If you enter from the entrance along the A316, Burlington Lane, this is the view of the house:
The same view of the house in 1796.
The following photo shows the rear of the house:
Slightly to the side of the above photo is a long walkway leading up to the rear of the house:
The following view from around 1770 shows the rear of the house with the lawns lined with large urns atop pedestals – much as can be seen in the gardens today.
In the photo of the rear of the house shown above, steps can be seen leading up to a gallery from which the following view was drawn in around 1770.
In the above view, a set of statues can be seen set in the hedge that forms the end of the large open area at the rear of the house.
I do not know if they are the same statues, however in the same place today, statues can be found in alcoves cut into the hedge at the far end of the lawns at the rear of the house.
The Ionic Temple seen from across the lake. The design of the gardens incorporates long walks with a building, obelisk, or some other feature which can be seen the full length of the walk.
Artists easels with 18th century views from the same spot can be found across the gardens. A very imaginative feature, and it is easy to picture an 18th century artist sitting at the same place, drawing the same view.
The view looking down one of the walks with an obelisk in frount of the gate at the Burlington Lane entrance.
A large artificial river runs across the full length of the gardens from the north west to the south east. Towards the north western end of the lake is this classically designed bridge.
The view looking along the length of the river towards the south eastern end of the gardens from the bridge.
And the view from the opposite side of the bridge.
Standing on the bridge and looking at the views along the lake it is hard to believe that this is west London, however there is a constant reminder of where we are in the sky overhead. Chiswick House is a short distance from Heathrow Airport and under one of the flight paths and on the day I was there, a continuous procession of aircraft flew overhead coming into land.
But the wildlife on the lake seems blissfully unaware of the planes flying overhead.
The amphitheater, another obelisk and the Ionic temple.
A statue of Venus rising above the trees atop a doric column.
The gardens are also home to a rather large conservatory. Built by the 6th Duke of Devonshire in 1813, the building is 302 feet in length.

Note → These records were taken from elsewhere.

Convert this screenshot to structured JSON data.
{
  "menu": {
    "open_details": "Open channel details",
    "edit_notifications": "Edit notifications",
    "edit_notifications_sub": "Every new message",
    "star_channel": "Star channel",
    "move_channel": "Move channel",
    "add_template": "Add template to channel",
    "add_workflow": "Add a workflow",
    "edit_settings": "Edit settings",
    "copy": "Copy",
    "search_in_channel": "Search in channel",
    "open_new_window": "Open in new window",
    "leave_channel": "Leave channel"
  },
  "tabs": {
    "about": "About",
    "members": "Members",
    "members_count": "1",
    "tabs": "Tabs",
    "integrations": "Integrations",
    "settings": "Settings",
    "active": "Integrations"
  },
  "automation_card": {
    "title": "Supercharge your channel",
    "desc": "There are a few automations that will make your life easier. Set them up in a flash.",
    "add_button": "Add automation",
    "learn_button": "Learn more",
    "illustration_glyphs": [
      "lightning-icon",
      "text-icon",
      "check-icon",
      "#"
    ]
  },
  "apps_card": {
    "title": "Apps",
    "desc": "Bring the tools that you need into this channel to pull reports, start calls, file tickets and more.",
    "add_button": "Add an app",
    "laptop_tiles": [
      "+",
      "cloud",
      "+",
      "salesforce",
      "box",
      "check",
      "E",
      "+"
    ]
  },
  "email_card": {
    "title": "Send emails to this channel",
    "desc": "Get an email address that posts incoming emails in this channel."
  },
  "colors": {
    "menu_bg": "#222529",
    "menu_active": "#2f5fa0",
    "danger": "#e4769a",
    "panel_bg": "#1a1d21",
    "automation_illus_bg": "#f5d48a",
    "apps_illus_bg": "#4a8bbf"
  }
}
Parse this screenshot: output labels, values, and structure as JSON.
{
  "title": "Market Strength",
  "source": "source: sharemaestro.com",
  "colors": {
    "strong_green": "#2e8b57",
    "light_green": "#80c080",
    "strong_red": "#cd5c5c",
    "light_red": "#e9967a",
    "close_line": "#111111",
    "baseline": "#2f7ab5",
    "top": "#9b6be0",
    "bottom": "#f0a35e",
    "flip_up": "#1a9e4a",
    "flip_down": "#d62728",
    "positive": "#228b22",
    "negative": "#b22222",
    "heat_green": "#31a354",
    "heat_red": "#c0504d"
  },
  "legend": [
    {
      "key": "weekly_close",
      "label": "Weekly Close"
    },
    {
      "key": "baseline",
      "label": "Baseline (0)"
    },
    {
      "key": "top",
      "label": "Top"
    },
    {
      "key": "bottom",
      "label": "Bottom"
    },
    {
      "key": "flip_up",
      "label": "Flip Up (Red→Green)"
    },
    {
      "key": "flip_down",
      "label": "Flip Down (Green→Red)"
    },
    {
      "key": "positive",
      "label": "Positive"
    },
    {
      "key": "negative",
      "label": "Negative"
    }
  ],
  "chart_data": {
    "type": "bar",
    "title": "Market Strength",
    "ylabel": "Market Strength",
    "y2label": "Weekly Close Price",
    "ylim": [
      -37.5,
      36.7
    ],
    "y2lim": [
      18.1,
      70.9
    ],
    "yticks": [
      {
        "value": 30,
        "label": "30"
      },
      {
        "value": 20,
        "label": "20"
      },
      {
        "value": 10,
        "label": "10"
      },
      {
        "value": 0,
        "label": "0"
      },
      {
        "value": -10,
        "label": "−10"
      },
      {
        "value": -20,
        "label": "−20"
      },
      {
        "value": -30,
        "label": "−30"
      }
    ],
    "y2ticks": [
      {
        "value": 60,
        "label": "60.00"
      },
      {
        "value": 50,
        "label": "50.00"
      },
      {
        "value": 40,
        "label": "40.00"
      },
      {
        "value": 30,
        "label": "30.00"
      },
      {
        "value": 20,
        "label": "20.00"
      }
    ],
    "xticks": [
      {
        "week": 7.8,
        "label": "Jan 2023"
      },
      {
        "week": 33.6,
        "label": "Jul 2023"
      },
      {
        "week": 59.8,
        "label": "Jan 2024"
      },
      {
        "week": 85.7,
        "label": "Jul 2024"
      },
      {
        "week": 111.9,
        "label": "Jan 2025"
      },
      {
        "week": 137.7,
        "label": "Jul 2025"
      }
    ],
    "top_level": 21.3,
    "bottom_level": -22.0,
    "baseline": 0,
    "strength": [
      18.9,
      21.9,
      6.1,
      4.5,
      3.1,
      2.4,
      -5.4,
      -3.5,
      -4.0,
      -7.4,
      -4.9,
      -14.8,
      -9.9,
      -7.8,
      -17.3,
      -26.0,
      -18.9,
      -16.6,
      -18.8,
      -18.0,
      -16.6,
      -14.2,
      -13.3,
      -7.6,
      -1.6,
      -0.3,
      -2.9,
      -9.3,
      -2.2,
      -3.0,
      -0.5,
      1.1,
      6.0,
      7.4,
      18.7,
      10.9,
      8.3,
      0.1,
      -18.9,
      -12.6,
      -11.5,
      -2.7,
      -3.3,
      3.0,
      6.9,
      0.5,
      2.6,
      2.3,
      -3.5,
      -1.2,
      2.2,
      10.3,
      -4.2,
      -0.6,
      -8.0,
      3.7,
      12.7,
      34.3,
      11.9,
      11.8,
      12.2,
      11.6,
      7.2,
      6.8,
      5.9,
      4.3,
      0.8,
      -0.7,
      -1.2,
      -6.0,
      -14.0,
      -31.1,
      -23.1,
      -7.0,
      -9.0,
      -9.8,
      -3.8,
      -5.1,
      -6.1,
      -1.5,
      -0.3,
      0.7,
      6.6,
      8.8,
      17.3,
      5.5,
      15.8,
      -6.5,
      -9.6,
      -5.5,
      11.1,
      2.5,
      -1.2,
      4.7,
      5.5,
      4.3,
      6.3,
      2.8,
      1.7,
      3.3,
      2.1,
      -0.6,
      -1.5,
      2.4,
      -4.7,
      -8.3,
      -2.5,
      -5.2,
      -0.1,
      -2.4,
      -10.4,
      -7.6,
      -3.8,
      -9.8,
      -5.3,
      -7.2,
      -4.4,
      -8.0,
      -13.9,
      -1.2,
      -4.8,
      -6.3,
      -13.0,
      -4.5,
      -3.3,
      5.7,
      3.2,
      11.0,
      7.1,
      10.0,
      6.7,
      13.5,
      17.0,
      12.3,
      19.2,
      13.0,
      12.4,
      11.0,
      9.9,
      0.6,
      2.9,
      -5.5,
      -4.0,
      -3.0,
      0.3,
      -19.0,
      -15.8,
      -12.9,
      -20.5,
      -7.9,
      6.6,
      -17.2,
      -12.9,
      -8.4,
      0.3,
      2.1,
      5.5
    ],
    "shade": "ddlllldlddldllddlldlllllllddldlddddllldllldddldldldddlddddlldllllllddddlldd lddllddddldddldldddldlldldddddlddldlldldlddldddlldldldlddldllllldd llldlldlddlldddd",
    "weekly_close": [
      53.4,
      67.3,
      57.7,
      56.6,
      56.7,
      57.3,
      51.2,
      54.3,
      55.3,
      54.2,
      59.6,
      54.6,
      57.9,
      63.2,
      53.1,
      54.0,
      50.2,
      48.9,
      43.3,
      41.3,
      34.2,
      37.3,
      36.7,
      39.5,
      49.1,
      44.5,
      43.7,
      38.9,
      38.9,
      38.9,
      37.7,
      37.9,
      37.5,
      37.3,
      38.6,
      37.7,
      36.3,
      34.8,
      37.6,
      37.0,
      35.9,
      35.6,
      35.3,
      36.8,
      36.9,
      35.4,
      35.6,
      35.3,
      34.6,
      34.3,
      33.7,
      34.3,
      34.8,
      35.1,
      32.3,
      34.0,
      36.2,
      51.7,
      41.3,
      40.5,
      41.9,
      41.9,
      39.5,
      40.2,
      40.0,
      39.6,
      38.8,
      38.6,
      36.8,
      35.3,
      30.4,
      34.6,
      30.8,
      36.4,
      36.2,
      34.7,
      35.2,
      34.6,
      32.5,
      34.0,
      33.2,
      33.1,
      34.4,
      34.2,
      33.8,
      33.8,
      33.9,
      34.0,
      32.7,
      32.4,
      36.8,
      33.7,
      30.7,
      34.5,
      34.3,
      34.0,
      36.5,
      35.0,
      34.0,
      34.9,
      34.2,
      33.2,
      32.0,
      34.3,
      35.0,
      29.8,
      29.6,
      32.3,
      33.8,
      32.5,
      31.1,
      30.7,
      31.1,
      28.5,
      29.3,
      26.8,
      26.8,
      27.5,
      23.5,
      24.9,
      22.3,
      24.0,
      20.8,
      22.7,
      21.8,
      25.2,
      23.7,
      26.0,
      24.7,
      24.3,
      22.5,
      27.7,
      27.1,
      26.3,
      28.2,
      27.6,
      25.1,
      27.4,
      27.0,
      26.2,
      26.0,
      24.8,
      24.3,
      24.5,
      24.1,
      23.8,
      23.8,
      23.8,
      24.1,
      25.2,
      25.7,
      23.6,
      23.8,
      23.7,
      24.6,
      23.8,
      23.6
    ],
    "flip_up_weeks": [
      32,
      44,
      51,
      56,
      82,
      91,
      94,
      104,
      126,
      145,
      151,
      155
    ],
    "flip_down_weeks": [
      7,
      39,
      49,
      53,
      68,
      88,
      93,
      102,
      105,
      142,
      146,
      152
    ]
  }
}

During the later years of the 20th century, the conservatory was almost derelict and the collection of rare camellia trees housed in the conservatory was in serious danger. Considerable restoration work was carried out, completed in 2010 and the conservatory today looks magnificent.
The view from the conservatory to the formal gardens.
The camellia collection that runs the length of the conservatory is considered of international importance. The collection includes some trees surviving from the Duke of Devonshire’s original collection. The camellia trees were all dense green leaves during my visit, but must look magnificent when in flower.
Inside the conservatory are two Coade stone vases. These were originally outside the conservatory, alongside steps leading down to the gardens. They were manufactured at the Coade stone factory in Lambeth, on the southbank of the river by Westminster Bridge.
The Inigo Jones Gateway, on the pathway between the conservatory and the house.
A walk around Chickwick House and Gardens provides a wonderful break from the busy city streets and if it were not for the planes flying into Heathrow, you could be walking through a country park set in the countryside rather than west London.
Chiswick House and Gardens are a short distance from Hogarth’s House, and a visit to both provides a snapshot of 18th century Chiswick.
Now to find the time to go back and photograph the correct end of a London street.